PMS Vs. Pregnancy Symptoms: How To Tell If It's Your Period Or You're Pregnant

When you think you may be pregnant, you often look for signs before a test could even turn positive, which typically happens when you're closer to five or even six weeks pregnant. Every twinge you feel might make you believe you're pregnant, but then you remember the twinges you feel each month just before your menstrual period arrives. Pregnancy symptoms and premenstrual syndrome (PMS) symptoms can often feel quite similar, so how can you tell if you're pregnant or if your body is just getting ready for your period?

While there are definitely symptoms of PMS and pregnancy that overlap, there are also some symptoms that are specific to one or the other. PMS can either be mild or severe and is caused by changes in hormones throughout your cycle, taking place in the days leading up to your period and sometimes starting as early as a few days after ovulation, when progesterone levels rise in the body and estrogen levels drop (via Hello Clue). If you are pregnant, your progesterone levels will continue to rise and won't have that quick drop that leads to menstrual bleeding. 

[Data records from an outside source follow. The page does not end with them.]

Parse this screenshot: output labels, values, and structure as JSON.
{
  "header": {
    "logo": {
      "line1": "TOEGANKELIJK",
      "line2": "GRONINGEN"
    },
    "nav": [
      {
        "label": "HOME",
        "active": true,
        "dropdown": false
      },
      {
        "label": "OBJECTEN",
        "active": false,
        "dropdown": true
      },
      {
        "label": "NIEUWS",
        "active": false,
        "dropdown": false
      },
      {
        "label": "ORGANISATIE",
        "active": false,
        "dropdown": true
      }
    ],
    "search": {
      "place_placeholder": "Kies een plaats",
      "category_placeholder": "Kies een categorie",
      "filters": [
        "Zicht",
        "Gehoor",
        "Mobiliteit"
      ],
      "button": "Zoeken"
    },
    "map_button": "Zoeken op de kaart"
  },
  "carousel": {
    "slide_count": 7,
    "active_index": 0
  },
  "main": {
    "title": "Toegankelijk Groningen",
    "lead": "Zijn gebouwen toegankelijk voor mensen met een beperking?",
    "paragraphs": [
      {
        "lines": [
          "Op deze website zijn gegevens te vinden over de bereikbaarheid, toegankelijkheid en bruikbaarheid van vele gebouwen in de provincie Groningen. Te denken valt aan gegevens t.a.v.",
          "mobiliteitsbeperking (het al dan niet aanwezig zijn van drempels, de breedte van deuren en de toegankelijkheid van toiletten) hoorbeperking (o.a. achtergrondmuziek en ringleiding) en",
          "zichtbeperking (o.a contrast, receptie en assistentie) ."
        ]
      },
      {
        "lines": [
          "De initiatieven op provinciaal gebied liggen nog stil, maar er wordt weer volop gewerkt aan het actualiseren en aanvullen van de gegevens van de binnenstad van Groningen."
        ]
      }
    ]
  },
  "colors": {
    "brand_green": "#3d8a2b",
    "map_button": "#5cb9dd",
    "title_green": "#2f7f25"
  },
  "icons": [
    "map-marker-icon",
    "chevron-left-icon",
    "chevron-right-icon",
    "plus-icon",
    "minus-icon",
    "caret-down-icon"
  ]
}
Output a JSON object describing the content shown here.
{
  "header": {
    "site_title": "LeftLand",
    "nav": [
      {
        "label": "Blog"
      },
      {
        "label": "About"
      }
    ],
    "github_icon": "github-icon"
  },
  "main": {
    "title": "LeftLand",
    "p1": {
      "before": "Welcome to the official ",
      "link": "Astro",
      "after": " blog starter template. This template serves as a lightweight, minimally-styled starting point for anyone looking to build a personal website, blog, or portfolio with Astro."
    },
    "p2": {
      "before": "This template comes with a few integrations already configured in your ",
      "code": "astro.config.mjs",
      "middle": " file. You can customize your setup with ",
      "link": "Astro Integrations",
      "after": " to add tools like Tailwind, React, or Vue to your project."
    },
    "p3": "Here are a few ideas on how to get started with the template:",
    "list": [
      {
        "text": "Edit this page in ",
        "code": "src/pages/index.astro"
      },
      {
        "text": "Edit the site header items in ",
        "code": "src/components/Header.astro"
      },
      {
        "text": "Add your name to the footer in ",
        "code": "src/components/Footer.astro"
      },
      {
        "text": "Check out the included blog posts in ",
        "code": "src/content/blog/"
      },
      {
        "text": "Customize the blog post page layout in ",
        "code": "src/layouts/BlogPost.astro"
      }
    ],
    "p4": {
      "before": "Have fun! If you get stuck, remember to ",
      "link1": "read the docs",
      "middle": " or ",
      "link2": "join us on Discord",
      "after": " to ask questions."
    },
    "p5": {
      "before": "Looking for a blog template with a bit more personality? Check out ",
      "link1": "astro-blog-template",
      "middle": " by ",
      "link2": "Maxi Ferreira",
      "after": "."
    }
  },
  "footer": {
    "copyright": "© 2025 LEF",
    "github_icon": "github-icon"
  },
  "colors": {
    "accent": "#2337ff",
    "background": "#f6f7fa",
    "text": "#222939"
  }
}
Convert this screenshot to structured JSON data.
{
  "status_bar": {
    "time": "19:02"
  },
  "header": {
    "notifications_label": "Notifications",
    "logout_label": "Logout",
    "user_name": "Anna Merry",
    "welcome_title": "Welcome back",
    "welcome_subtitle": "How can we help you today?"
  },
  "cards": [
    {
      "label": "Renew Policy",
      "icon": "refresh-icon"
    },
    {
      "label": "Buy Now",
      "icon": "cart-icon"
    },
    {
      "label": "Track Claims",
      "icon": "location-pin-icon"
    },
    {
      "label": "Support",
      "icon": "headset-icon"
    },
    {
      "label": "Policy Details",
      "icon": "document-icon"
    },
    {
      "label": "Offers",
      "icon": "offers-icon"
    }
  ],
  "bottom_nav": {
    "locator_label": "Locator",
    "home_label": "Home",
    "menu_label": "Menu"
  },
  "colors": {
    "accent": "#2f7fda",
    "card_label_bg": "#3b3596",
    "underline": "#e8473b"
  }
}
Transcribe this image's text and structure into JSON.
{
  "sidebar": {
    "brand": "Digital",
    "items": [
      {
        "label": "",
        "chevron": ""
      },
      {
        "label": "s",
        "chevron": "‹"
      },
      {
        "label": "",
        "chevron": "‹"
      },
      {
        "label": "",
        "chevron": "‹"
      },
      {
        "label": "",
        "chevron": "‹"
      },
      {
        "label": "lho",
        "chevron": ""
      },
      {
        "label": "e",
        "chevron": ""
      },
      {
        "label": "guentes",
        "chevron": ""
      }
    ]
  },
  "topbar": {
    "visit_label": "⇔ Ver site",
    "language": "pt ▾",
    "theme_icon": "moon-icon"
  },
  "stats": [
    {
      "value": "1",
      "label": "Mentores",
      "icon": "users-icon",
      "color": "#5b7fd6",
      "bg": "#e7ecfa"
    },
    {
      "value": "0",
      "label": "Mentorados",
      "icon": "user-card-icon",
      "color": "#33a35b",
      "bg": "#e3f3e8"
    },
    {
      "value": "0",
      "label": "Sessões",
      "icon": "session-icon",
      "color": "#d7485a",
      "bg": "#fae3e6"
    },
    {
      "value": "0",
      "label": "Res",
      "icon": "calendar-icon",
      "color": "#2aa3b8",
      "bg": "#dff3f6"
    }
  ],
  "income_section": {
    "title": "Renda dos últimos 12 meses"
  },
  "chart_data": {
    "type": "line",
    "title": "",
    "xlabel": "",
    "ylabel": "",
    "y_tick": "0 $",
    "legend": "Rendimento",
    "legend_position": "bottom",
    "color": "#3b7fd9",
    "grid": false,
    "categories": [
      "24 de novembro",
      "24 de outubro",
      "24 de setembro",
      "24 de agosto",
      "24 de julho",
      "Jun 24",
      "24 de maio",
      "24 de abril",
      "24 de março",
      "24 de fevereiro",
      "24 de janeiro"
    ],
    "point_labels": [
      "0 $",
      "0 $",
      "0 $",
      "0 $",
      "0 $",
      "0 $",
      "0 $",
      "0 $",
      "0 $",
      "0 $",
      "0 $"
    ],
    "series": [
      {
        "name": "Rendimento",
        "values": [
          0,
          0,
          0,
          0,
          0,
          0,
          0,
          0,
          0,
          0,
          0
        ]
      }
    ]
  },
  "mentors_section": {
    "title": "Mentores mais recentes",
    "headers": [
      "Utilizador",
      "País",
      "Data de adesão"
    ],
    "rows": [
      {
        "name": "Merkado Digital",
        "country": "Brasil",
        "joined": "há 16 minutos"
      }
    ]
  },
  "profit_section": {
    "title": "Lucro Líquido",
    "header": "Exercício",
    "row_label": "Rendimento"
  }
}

So, how do you know if it's just PMS symptoms or if you're actually pregnant?

Those telltale signs that you are either pregnant or experiencing PMS

Typical symptoms of PMS include headache, fatigue, digestive issues, and breast tenderness. You can also experience mood swings, increased appetite, and the inability to focus, according to the Mayo Clinic. However, many symptoms of pregnancy don't happen until a little later, when you've already missed your period.

Symptoms of PMS and early pregnancy that can feel similar include breast tenderness and stomach cramping. However, if you're in the very early stages of pregnancy, you might see a tiny bit of light bleeding that quickly goes away. This is known as implantation bleeding, which occurs when a fertilized egg burrows into the uterine lining. The bleeding is distinctively different from period bleeding, which can start light and get increasingly heavy (via WebMD). 

The changes in appetite that occur during both early pregnancy and PMS are also different. If you are pregnant, you might feel nauseous and even vomit, but, if you're experiencing PMS symptoms, you might want to eat more than usual. Even your breast tenderness will likely feel different depending on whether you are pregnant or not. PMS breasts might feel bumpy and denser, while pregnancy breasts will feel sore and tender if touched, with the pain increasing for weeks as your progesterone continues to rise. PMS breast pain often suddenly stops just before or after your period begins (via Healthline).